103 Borough Road was purchased 1891 to provide accommodation for the Borough Polytechnic Institute, which opened on 30th September 1892. The building was extensively refurbished by Rowland Plumbe. The Victoria Gymnasium for men, St. Olave Workshops and Edric Bayley Schools comprising the physics laboratory, physics lecture theatre and school of cookery opened in December 1898.
In 1908 the Edric Hall was added to the side of the main building, providing examination and entertainment space. In the late 1920s the building was once again altered, this time by W Courtenay Le Maitre, with new floor levels and façade, and an extra storey added. The building and new facilities were officially opened by the Duke of York on 20th February 1930.
The building was hit by two bombs in the early morning of 30th September 1940, causing damage to Edric Hall and the classrooms above and below it. The building was again hit on 11th May 1941, with the bomb landing in the woodwork shop and well area behind the library and Stanley Gymnasium. Incendiary bombs fell on the nights of 16-17th April and 19-20th April 1941, but these caused minimal damage. Refurbishment and repair works were carried out post-war and completed in the 1950s. During the 1960s plans were drawn up for the Tower and Extension Blocks which adjoined Borough Road Building and were completed in 1969.
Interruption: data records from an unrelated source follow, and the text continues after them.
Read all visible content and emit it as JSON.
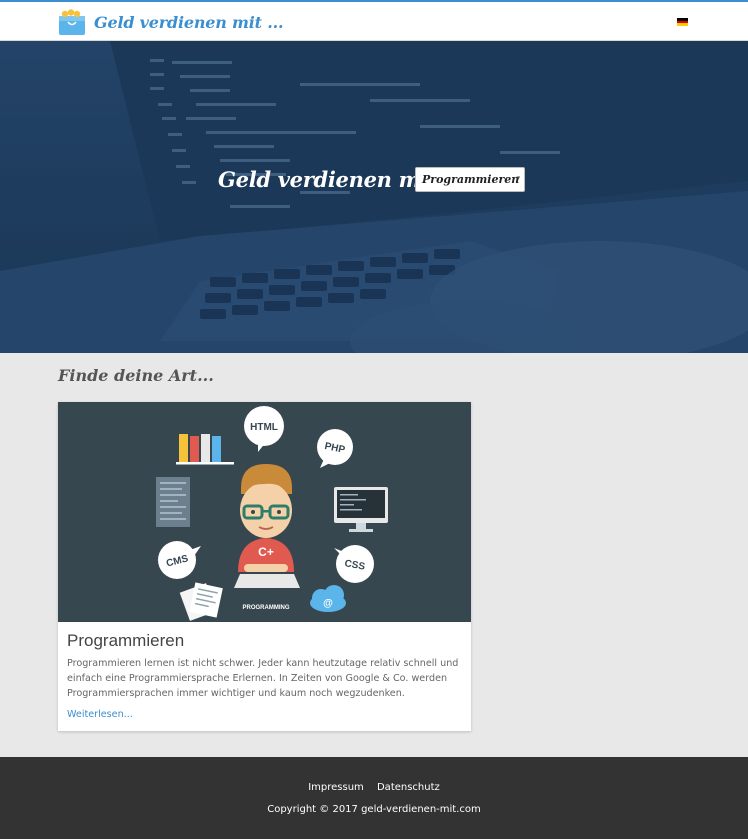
{
  "header": {
    "logo_text": "Geld verdienen mit ...",
    "language_icon": "german-flag-icon",
    "colors": {
      "accent": "#3b8fd1",
      "header_bg": "#ffffff"
    }
  },
  "hero": {
    "title": "Geld verdienen mit",
    "select_value": "Programmieren",
    "select_arrow": "▾",
    "background": "laptop-code-photo"
  },
  "section": {
    "title": "Finde deine Art..."
  },
  "card": {
    "image_labels": {
      "html": "HTML",
      "php": "PHP",
      "cms": "CMS",
      "css": "CSS",
      "shirt": "C+",
      "caption": "PROGRAMMING",
      "at": "@"
    },
    "title": "Programmieren",
    "text": "Programmieren lernen ist nicht schwer. Jeder kann heutzutage relativ schnell und einfach eine Programmiersprache Erlernen. In Zeiten von Google & Co. werden Programmiersprachen immer wichtiger und kaum noch wegzudenken.",
    "link": "Weiterlesen..."
  },
  "footer": {
    "links": [
      "Impressum",
      "Datenschutz"
    ],
    "copyright": "Copyright © 2017 geld-verdienen-mit.com",
    "colors": {
      "bg": "#333333"
    }
  }
}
Ingall House was built around 1870 and in 1950 became the first halls of residence used by the National College of Heating, Ventilating, Refrigeration and Fan Engineering to house in dormitories up to thirty teenage recruits on full-time courses. It was named after Dr Douglas Ingall, the first Director of the National College and was located at 8 Dulwich Wood Park. The building was included in the merger that formed the Polytechnic of the South Bank in 1970s and continued to provide student accommodation, though it was altered to provide 28 study bedrooms instead of the original 44. In the early 1990s the Polytechnic (now South Bank University) devised a new accommodation strategy whereby all halls of residence would be within walking distance of the Southwark campus. Consequently the University terminated the lease on Ingall House.
The Joseph Lancaster Block, Tower Block, Metal Block and Extension Block at 103 Borough Road, Southwark were officially opened on 9 July 1969 by the Duke of Edinburgh. The buildings were designed by Norman & Dawbarn Architects who also designed the Polytechnic's Turney Road sports pavilion and the BBC Television Centre at Shepherds Bush.
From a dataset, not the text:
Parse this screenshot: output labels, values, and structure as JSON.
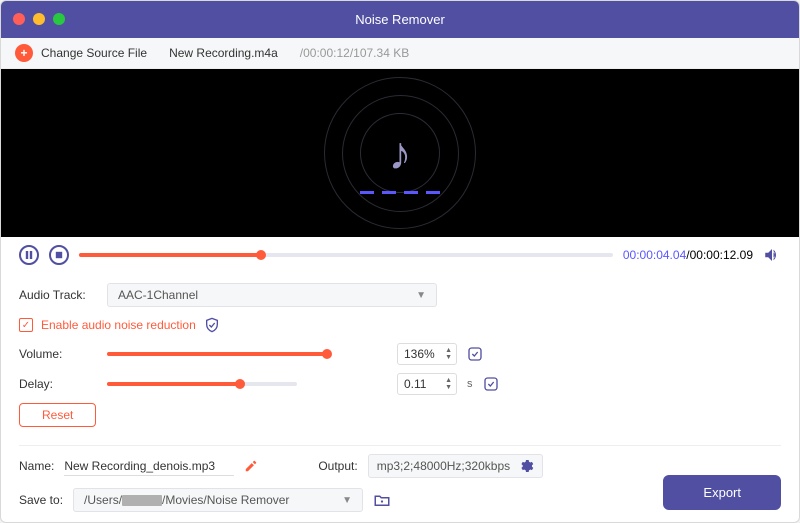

The Tower Block, Metal Block, Extension Block and Joseph Lancaster Block at 103 Borough Road, Southwark were officially opened on 9 July 1969 by the Duke of Edinburgh. The buildings were designed by Norman & Dawbarn Architects who also designed the Polytechnic's Turney Road sports pavilion and the BBC Television Centre at Shepherds Bush.
The Tower Restaurant opened in 1990 and was situated on the third floor of Tower Block. The Students Refectory was located on the second floor of Tower Block.
The Keyworth Centre was officially opened on 11 December 2003 by the Rt Hon Alan Johnson MP. As well as facilities for conferences and small events the Centre originally provided teaching space for the Faculty of Arts and Human Sciences and was a centre of excellence for the university's media courses.
Diary House at 77-79 Borough Road, Southwark was a former printing works from the 1860s and 1930s and housed Letts printers. In 1991 South Bank Polytechnic leased the building for the newly incorporated South West London College. The building no longer forms part of the University's estates.
The Keyworth II or K2 building opened in 2009 and was designed by Grimshaw Architects. It housed the Faculty of Health and Social Care, the Department for Education, parts of the Department for Sport and Exercise Science and the Centre for Efficient and Renewable Energy in Buildings (CEREB). At the start of construction in 2007 a time capsule was buried on site including a local newspaper, coins dated 2007 and photographs and other materials from the faculties and departments which moved into K2.